It’s hard to imagine this sentiment comes from Earl Hamner, Jr.: "Life was too full to be burdened with children, responsibility, and routine."
On The Waltons, family sticking together was sort of the whole premise of the show.
So in the second season when "The Separation" episode came along and threatened to break up the Waltons grandparents, this was true cause for alarm on the mountain.
This divisive episode didn’t come from the mind of The Waltons creator Earl Hamner, Jr., but was actually a story written by The Waltons grandma actor Ellen Corby.
Corby’s introduction to Hollywood came as a script girl, and she met her husband Francis Corby while he was working as a cameraman on Laurel and Hardy sketches. They married in 1934, but divorced a decade later, and after that Ellen never remarried, focusing on her acting and writing, separating herself from ideas of starting a tightknit family like The Waltons.

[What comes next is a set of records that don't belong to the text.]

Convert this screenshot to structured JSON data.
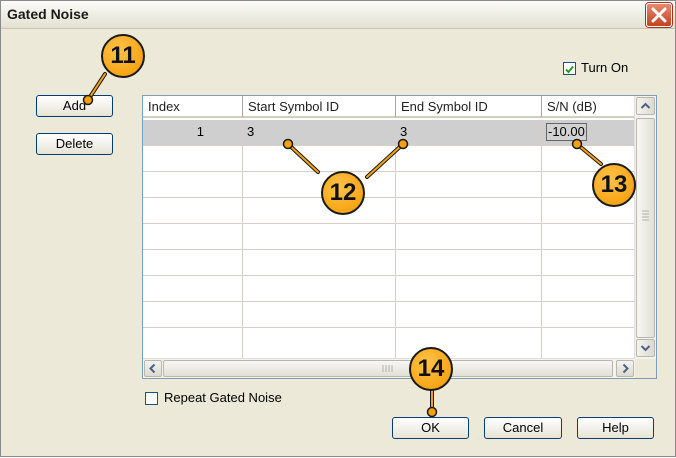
{
  "window": {
    "title": "Gated Noise",
    "close_icon": "close-icon"
  },
  "buttons": {
    "add": "Add",
    "delete": "Delete",
    "ok": "OK",
    "cancel": "Cancel",
    "help": "Help"
  },
  "turn_on": {
    "label": "Turn On",
    "checked": true
  },
  "repeat_gated_noise": {
    "label": "Repeat Gated Noise",
    "checked": false
  },
  "table": {
    "columns": [
      "Index",
      "Start Symbol ID",
      "End Symbol ID",
      "S/N (dB)"
    ],
    "rows": [
      {
        "index": "1",
        "start_symbol_id": "3",
        "end_symbol_id": "3",
        "sn_db": "-10.00",
        "selected": true
      }
    ]
  },
  "callouts": [
    "11",
    "12",
    "13",
    "14"
  ],
  "colors": {
    "callout_fill": "#f39a00",
    "selection": "#cfcfcf",
    "close_button": "#c3421e"
  }
}
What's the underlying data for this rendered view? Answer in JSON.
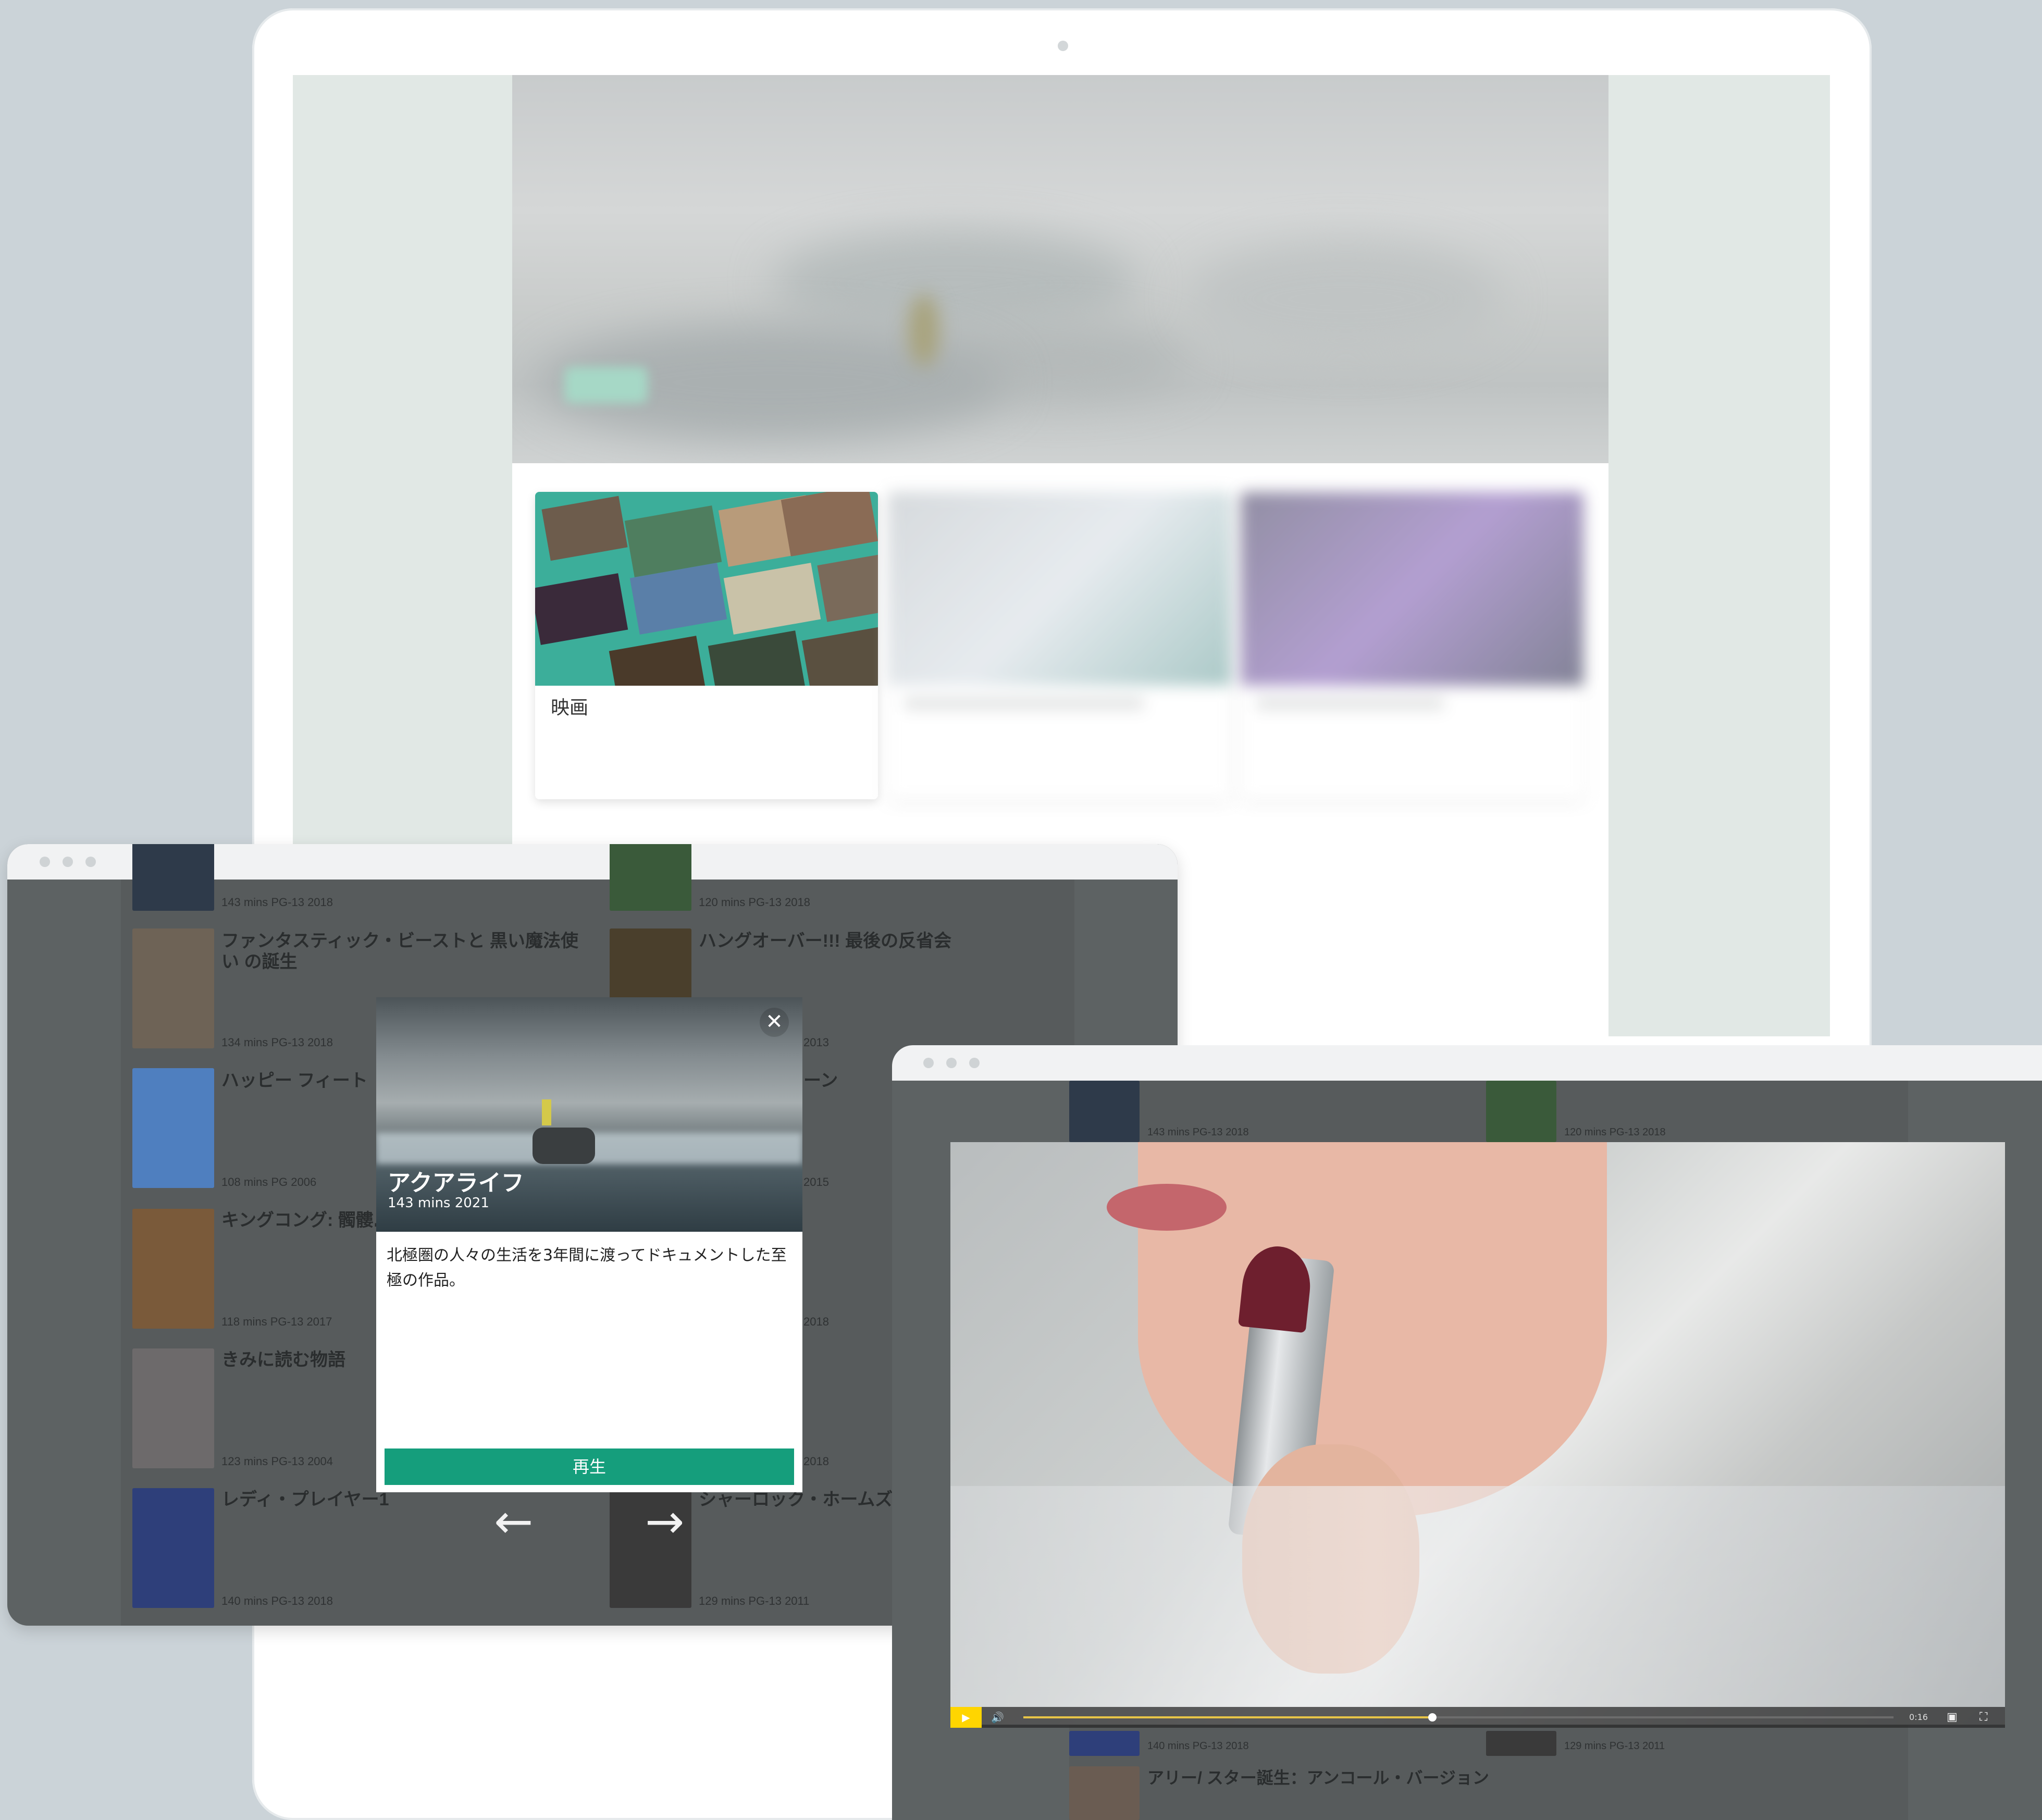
{
  "laptop": {
    "cards": [
      {
        "label": "映画"
      }
    ]
  },
  "window1": {
    "list": [
      {
        "title": "",
        "meta": "143 mins  PG-13  2018",
        "poster": "#2e3a4a"
      },
      {
        "title": "",
        "meta": "120 mins  PG-13  2018",
        "poster": "#3a5a3a"
      },
      {
        "title": "ファンタスティック・ビーストと 黒い魔法使い の誕生",
        "meta": "134 mins  PG-13  2018",
        "poster": "#6e6356"
      },
      {
        "title": "ハングオーバー!!! 最後の反省会",
        "meta": "",
        "poster": "#4a3f2c"
      },
      {
        "title": "ハッピー フィート",
        "meta": "108 mins  PG  2006",
        "poster": "#4f7fbf"
      },
      {
        "title": "",
        "meta": "2013",
        "poster": ""
      },
      {
        "title": "キングコング: 髑髏島の",
        "meta": "118 mins  PG-13  2017",
        "poster": "#7a5a3a"
      },
      {
        "title": "",
        "meta": "2015",
        "poster": ""
      },
      {
        "title": "きみに読む物語",
        "meta": "123 mins  PG-13  2004",
        "poster": "#6d6a6b"
      },
      {
        "title": "",
        "meta": "2018",
        "poster": ""
      },
      {
        "title": "レディ・プレイヤー1",
        "meta": "140 mins  PG-13  2018",
        "poster": "#2e3f7a"
      },
      {
        "title": "シャーロック・ホームズ シ",
        "meta": "129 mins  PG-13  2011",
        "poster": "#3a3a3a"
      }
    ],
    "extra_meta": [
      "2018",
      "ーン"
    ],
    "modal": {
      "title": "アクアライフ",
      "meta": "143 mins  2021",
      "description": "北極圏の人々の生活を3年間に渡ってドキュメントした至極の作品。",
      "play_label": "再生",
      "close_glyph": "✕",
      "prev_glyph": "←",
      "next_glyph": "→"
    }
  },
  "window2": {
    "list": [
      {
        "meta": "143 mins  PG-13  2018"
      },
      {
        "meta": "120 mins  PG-13  2018"
      },
      {
        "meta": "140 mins  PG-13  2018"
      },
      {
        "meta": "129 mins  PG-13  2011"
      },
      {
        "title": "アリー/ スター誕生：アンコール・バージョン"
      }
    ],
    "player": {
      "time": "0:16",
      "progress": 0.47,
      "play_glyph": "▶",
      "volume_glyph": "🔊",
      "pip_glyph": "▣",
      "fullscreen_glyph": "⛶"
    }
  },
  "colors": {
    "accent": "#159e7c",
    "play_button": "#ffd500",
    "progress": "#e8c547"
  }
}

Considering her history where she endured the dissolution of her marriage, an episode like "The Separation" coming from Ellen Corby made more sense than a story like that coming from Hamner, who has extensively written about his close-knit family in memoirs where he dotes upon his wife on every page she’s introduced like an eternally lovesick puppy.
But you might be surprised to know that in Hamner’s memoir The Avocado Drive Zoo, he actually revealed that before he met his wife, he had imagined a solitary life for himself, much like Ellen Corby ended up choosing.
"I resolved to never get married," Hamner wrote. "Life was too full to be burdened with children, responsibility, and routine. I would write more books. I would travel."
Hamner made this resolution as a young man disenchanted by married life after all his friends began settling down and withdrawing from his social circle.
He wrote in his memoir "Beautiful young things who use to dance until the Rainbow Room closed and then take the ferry to Staten Island to watch the sun come up … overnight became saintly and maternal, seemingly interested only in the merits of formula over breast feeding."
It’s hard to believe Hamner, whose reputation globally is as a huge family man, thought for even a second that he would never start a family, but it’s the truth.
Before The Waltons, Hamner saw himself as a man meant to be alone in the world.
And he most definitely didn’t see himself living on any mountain.
"I imagined myself … [in] a cozy little apartment where I would write my novels to the music of an accordion playing a song about the joys of being young," Hamner wrote.
At this moment discarding any notions of starting a family for himself, Hamner had just released his first novel and was working at NBC in an office job.
He was the kind of social butterfly who left the office to join his friends for a happy hour, and he was on his way to just such an appointment when he spotted one of his office friends from NBC.
Stopping to say hello to her changed the course of Hamner’s entire life, as he tells it.
"I’d like you to meet my roommate, Jane Martin," his NBC friend said.
“The earth moved,” Hamner wrote in his memoir describing the first time he saw his future wife.
"She was blonde," he wrote, noting every detail from their first encounter. "She wore her hair in a bun. Her eyes were blue and when she smiled the whole room was illuminated."
Earl and Jane married in 1954 and stayed glued to the hip. This didn’t interfere with the success Hamner found as a writer the way he had foolishly predicted. Seven years after marrying Jane, he produced his greatest novel Spencer’s Mountain, which then became The Waltons.